__Brief__
Your output should be the complete listing, word for word, with no pictures in it.

________

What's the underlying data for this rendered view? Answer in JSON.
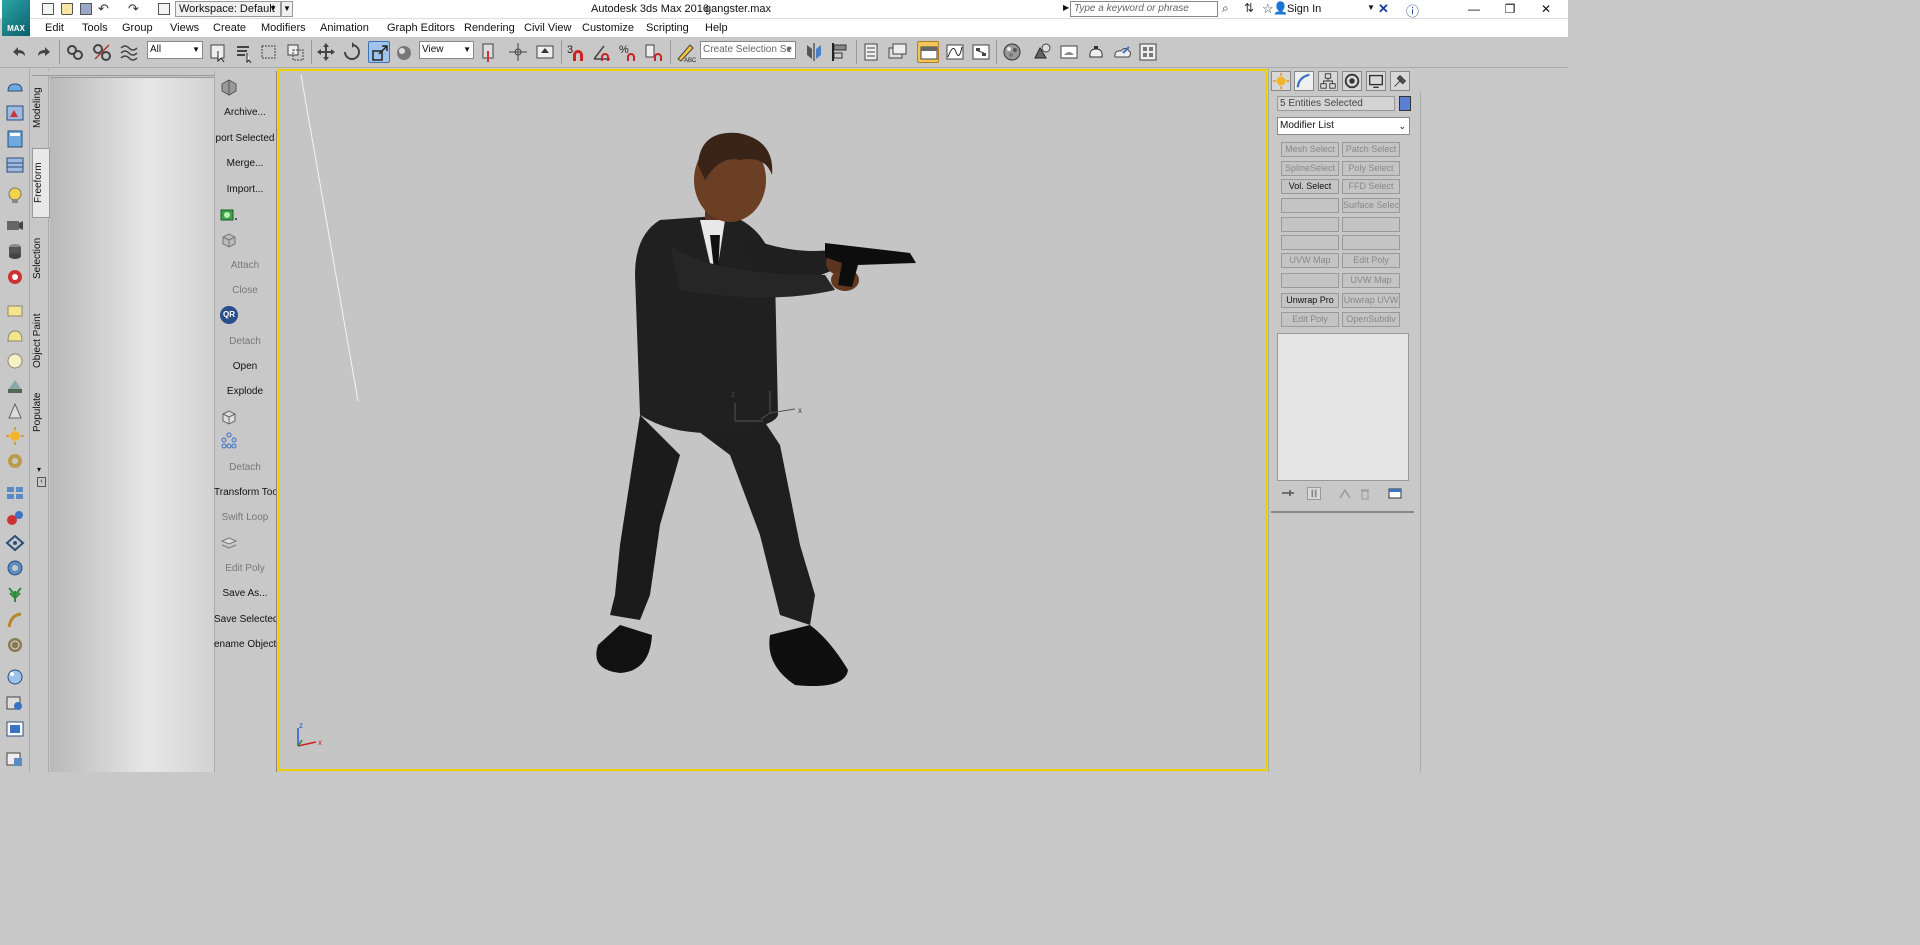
{
  "app": {
    "title": "Autodesk 3ds Max 2016",
    "file": "gangster.max",
    "logo_text": "MAX"
  },
  "workspace": {
    "label": "Workspace: Default"
  },
  "search": {
    "placeholder": "Type a keyword or phrase"
  },
  "account": {
    "signin_label": "Sign In"
  },
  "menu": [
    "Edit",
    "Tools",
    "Group",
    "Views",
    "Create",
    "Modifiers",
    "Animation",
    "Graph Editors",
    "Rendering",
    "Civil View",
    "Customize",
    "Scripting",
    "Help"
  ],
  "toolbar": {
    "filter_value": "All",
    "refcoord_value": "View",
    "selection_set_placeholder": "Create Selection Se"
  },
  "ribbon_tabs": [
    "Modeling",
    "Freeform",
    "Selection",
    "Object Paint",
    "Populate"
  ],
  "ribbon_active_tab": "Freeform",
  "ribbon_items": [
    {
      "label": "Archive...",
      "enabled": true
    },
    {
      "label": "port Selected",
      "enabled": true
    },
    {
      "label": "Merge...",
      "enabled": true
    },
    {
      "label": "Import...",
      "enabled": true
    },
    {
      "label": "Attach",
      "enabled": false
    },
    {
      "label": "Close",
      "enabled": false
    },
    {
      "label": "Detach",
      "enabled": false
    },
    {
      "label": "Open",
      "enabled": true
    },
    {
      "label": "Explode",
      "enabled": true
    },
    {
      "label": "Detach",
      "enabled": false
    },
    {
      "label": "Transform Tool",
      "enabled": true
    },
    {
      "label": "Swift Loop",
      "enabled": false
    },
    {
      "label": "Edit Poly",
      "enabled": false
    },
    {
      "label": "Save As...",
      "enabled": true
    },
    {
      "label": "Save Selected",
      "enabled": true
    },
    {
      "label": "ename Objects",
      "enabled": true
    }
  ],
  "qr_badge": "QR",
  "viewport": {
    "axis_x": "x",
    "axis_y": "y",
    "axis_z": "z",
    "gizmo_x": "x",
    "gizmo_z": "z"
  },
  "command_panel": {
    "selection_name": "5 Entities Selected",
    "selection_color": "#5b7fd4",
    "modifier_list_label": "Modifier List",
    "modifier_buttons": [
      {
        "label": "Mesh Select",
        "enabled": false
      },
      {
        "label": "Patch Select",
        "enabled": false
      },
      {
        "label": "SplineSelect",
        "enabled": false
      },
      {
        "label": "Poly Select",
        "enabled": false
      },
      {
        "label": "Vol. Select",
        "enabled": true
      },
      {
        "label": "FFD Select",
        "enabled": false
      },
      {
        "label": "",
        "enabled": false
      },
      {
        "label": "Surface Select",
        "enabled": false
      },
      {
        "label": "",
        "enabled": false
      },
      {
        "label": "",
        "enabled": false
      },
      {
        "label": "",
        "enabled": false
      },
      {
        "label": "",
        "enabled": false
      },
      {
        "label": "UVW Map",
        "enabled": false
      },
      {
        "label": "Edit Poly",
        "enabled": false
      },
      {
        "label": "",
        "enabled": false
      },
      {
        "label": "UVW Map",
        "enabled": false
      },
      {
        "label": "Unwrap Pro",
        "enabled": true
      },
      {
        "label": "Unwrap UVW",
        "enabled": false
      },
      {
        "label": "Edit Poly",
        "enabled": false
      },
      {
        "label": "OpenSubdiv",
        "enabled": false
      }
    ]
  },
  "colors": {
    "viewport_border_active": "#f0d000",
    "ui_gray": "#c8c8c8",
    "active_tool": "#f3c55a"
  }
}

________

__Written response__
What's the underlying data for this rendered view? Answer in JSON.
{
  "app": {
    "title": "Autodesk 3ds Max 2016",
    "file": "gangster.max",
    "logo_text": "MAX"
  },
  "workspace": {
    "label": "Workspace: Default"
  },
  "search": {
    "placeholder": "Type a keyword or phrase"
  },
  "account": {
    "signin_label": "Sign In"
  },
  "menu": [
    "Edit",
    "Tools",
    "Group",
    "Views",
    "Create",
    "Modifiers",
    "Animation",
    "Graph Editors",
    "Rendering",
    "Civil View",
    "Customize",
    "Scripting",
    "Help"
  ],
  "toolbar": {
    "filter_value": "All",
    "refcoord_value": "View",
    "selection_set_placeholder": "Create Selection Se"
  },
  "ribbon_tabs": [
    "Modeling",
    "Freeform",
    "Selection",
    "Object Paint",
    "Populate"
  ],
  "ribbon_active_tab": "Freeform",
  "ribbon_items": [
    {
      "label": "Archive...",
      "enabled": true
    },
    {
      "label": "port Selected",
      "enabled": true
    },
    {
      "label": "Merge...",
      "enabled": true
    },
    {
      "label": "Import...",
      "enabled": true
    },
    {
      "label": "Attach",
      "enabled": false
    },
    {
      "label": "Close",
      "enabled": false
    },
    {
      "label": "Detach",
      "enabled": false
    },
    {
      "label": "Open",
      "enabled": true
    },
    {
      "label": "Explode",
      "enabled": true
    },
    {
      "label": "Detach",
      "enabled": false
    },
    {
      "label": "Transform Tool",
      "enabled": true
    },
    {
      "label": "Swift Loop",
      "enabled": false
    },
    {
      "label": "Edit Poly",
      "enabled": false
    },
    {
      "label": "Save As...",
      "enabled": true
    },
    {
      "label": "Save Selected",
      "enabled": true
    },
    {
      "label": "ename Objects",
      "enabled": true
    }
  ],
  "qr_badge": "QR",
  "viewport": {
    "axis_x": "x",
    "axis_y": "y",
    "axis_z": "z",
    "gizmo_x": "x",
    "gizmo_z": "z"
  },
  "command_panel": {
    "selection_name": "5 Entities Selected",
    "selection_color": "#5b7fd4",
    "modifier_list_label": "Modifier List",
    "modifier_buttons": [
      {
        "label": "Mesh Select",
        "enabled": false
      },
      {
        "label": "Patch Select",
        "enabled": false
      },
      {
        "label": "SplineSelect",
        "enabled": false
      },
      {
        "label": "Poly Select",
        "enabled": false
      },
      {
        "label": "Vol. Select",
        "enabled": true
      },
      {
        "label": "FFD Select",
        "enabled": false
      },
      {
        "label": "",
        "enabled": false
      },
      {
        "label": "Surface Select",
        "enabled": false
      },
      {
        "label": "",
        "enabled": false
      },
      {
        "label": "",
        "enabled": false
      },
      {
        "label": "",
        "enabled": false
      },
      {
        "label": "",
        "enabled": false
      },
      {
        "label": "UVW Map",
        "enabled": false
      },
      {
        "label": "Edit Poly",
        "enabled": false
      },
      {
        "label": "",
        "enabled": false
      },
      {
        "label": "UVW Map",
        "enabled": false
      },
      {
        "label": "Unwrap Pro",
        "enabled": true
      },
      {
        "label": "Unwrap UVW",
        "enabled": false
      },
      {
        "label": "Edit Poly",
        "enabled": false
      },
      {
        "label": "OpenSubdiv",
        "enabled": false
      }
    ]
  },
  "colors": {
    "viewport_border_active": "#f0d000",
    "ui_gray": "#c8c8c8",
    "active_tool": "#f3c55a"
  }
}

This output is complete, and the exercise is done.